    Always so much to think about ...

  2. Thanks for the comment aviva, I would love to hear kristi's perspective. I actually didn't give them the names of the figures, all I wrote was prism, pyramid and cylinder. They had to use them to do everything else. These three terms are the general names of the figures. Students used their prior knowledge of 2d shapes and came up with more properties. It was interesting to see how they identified the figures. Many of them called them by their 2D shape names but some tried to use the terms upfront and add the 2D name. I haven't actually seen the final results as some are still working on it. I have a high ESL population and vocabulary is tough. Also some things in math are not constructable, eg. Names, properties, terms, etc. these are called social constructs and students just need to be told them. They can then use them to construct an understanding of their meaning. The provocations I gave them would be an example of this too. I gave them the name but they constructed the meaning of it. I don't know if this is the same what Kristi and you had in mind, would love to hear your thoughts. Thanks again for the response.

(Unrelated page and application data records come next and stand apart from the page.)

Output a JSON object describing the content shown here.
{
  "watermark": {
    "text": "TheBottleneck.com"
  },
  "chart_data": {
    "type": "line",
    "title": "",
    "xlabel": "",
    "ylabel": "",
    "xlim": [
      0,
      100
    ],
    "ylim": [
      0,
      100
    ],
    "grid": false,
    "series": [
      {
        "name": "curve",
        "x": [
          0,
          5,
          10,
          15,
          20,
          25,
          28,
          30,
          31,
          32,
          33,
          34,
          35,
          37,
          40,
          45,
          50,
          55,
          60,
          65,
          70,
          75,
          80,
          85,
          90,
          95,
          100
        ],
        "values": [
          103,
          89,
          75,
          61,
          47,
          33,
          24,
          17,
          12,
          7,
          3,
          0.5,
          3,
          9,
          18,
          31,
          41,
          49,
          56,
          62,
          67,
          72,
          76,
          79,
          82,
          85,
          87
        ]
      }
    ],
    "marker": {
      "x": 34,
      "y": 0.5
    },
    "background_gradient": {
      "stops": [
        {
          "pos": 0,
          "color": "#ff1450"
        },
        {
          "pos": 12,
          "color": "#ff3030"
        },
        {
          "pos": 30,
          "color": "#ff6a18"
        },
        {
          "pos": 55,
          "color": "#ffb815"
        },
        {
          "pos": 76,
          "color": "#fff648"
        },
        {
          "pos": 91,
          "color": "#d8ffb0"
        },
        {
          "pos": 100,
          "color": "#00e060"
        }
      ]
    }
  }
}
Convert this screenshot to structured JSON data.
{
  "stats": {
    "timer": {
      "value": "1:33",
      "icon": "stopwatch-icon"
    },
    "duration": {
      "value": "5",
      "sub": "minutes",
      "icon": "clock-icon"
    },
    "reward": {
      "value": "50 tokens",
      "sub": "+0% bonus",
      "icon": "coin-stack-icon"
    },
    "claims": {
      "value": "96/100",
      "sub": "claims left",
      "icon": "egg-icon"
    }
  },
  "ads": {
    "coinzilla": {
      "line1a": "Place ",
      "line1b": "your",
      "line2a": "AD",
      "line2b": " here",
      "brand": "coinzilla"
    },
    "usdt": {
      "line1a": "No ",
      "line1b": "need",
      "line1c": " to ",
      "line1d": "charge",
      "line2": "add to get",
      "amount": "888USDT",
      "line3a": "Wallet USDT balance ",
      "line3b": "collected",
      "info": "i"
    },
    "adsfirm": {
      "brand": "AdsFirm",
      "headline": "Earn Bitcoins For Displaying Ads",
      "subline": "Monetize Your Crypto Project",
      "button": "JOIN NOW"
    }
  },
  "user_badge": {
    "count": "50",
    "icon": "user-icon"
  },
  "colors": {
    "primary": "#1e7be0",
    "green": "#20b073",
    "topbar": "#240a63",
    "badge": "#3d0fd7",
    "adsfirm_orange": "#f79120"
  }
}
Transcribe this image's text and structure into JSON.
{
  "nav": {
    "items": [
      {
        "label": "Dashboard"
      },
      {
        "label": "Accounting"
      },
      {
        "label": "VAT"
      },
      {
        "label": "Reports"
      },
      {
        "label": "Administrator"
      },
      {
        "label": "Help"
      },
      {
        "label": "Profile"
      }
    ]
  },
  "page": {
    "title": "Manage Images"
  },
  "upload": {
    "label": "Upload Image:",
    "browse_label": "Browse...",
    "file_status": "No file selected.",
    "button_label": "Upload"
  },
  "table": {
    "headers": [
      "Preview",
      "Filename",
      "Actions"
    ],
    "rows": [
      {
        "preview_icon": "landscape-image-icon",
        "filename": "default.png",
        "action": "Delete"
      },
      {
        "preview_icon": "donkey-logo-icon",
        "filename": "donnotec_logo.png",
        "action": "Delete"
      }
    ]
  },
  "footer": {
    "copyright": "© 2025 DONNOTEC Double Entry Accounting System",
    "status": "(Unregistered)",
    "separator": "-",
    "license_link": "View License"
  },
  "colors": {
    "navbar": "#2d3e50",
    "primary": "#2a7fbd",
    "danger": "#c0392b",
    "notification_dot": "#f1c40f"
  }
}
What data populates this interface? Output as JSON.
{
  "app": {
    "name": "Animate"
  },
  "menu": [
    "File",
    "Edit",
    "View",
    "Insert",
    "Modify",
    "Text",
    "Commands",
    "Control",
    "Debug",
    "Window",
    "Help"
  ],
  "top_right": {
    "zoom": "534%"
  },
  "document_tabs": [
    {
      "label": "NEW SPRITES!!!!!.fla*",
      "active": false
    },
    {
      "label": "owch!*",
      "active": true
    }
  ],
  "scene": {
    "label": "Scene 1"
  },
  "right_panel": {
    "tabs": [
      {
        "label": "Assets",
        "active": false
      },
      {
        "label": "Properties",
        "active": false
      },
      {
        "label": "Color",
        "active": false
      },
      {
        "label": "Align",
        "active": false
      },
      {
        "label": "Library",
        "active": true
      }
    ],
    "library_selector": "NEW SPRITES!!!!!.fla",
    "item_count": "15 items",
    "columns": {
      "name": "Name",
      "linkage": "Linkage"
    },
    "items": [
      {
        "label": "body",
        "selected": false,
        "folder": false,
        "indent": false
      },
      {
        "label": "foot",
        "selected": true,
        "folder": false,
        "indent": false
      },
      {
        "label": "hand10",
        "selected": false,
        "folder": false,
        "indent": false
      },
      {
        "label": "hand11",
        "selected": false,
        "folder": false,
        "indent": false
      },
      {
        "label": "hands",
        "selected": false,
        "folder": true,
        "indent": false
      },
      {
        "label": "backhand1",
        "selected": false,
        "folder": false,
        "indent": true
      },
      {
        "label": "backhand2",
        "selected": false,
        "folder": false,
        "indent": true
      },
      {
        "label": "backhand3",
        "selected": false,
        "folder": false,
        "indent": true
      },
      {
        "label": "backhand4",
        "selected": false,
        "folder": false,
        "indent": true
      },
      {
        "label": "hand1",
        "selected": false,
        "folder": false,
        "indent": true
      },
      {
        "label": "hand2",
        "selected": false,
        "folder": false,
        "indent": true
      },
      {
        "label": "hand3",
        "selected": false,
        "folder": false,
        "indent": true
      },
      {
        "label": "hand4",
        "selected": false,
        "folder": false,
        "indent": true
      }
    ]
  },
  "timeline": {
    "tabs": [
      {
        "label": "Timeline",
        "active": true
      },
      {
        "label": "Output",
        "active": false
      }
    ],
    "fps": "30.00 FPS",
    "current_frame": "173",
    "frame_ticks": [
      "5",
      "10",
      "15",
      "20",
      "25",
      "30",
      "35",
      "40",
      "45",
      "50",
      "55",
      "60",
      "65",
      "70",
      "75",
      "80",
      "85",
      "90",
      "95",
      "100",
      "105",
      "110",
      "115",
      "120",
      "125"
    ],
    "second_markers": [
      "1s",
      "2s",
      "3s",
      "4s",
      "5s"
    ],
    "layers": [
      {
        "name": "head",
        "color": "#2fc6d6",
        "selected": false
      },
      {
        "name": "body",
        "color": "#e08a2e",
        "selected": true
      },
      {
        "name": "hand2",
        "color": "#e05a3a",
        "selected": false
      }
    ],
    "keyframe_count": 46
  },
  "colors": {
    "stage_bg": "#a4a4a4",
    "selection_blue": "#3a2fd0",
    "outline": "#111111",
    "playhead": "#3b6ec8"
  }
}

    1. It's interesting. I was talking to Jo-Ann (another teacher at my school) about this today too, and I'm really not sure. As we said, I don't think that there's one "right way" to do this. Regardless of if it's an official provocation (and of that I'm really not sure), your activity got students thinking and sharing their thinking. They're making connections. This is the purpose of a provocation anyway. Maybe that's what matters the most. Maybe this is a case where it's better not to get caught up in the language. What do you think?


    2. You are right about that. Would love to see an example of what a provocation is and how you use it in the class. Great talk.

    3. Math is always hard when it comes to provocations. I find myself using pictures (Kristi told me about the 101 questions website, and there's a ton of great photographs and videos there) or groupings of manipulatives with some general questions. I'm still playing with this. You want to give your students enough information, but not too much information. As Kristi said at our PD session the other day, "Inquiry is about having the students do the thinking, instead of you doing the thinking for them." With that in mind, I think that your provocation worked well, as the students were definitely the ones doing the thinking.

      I'm sure we'll be talking about this more during the year!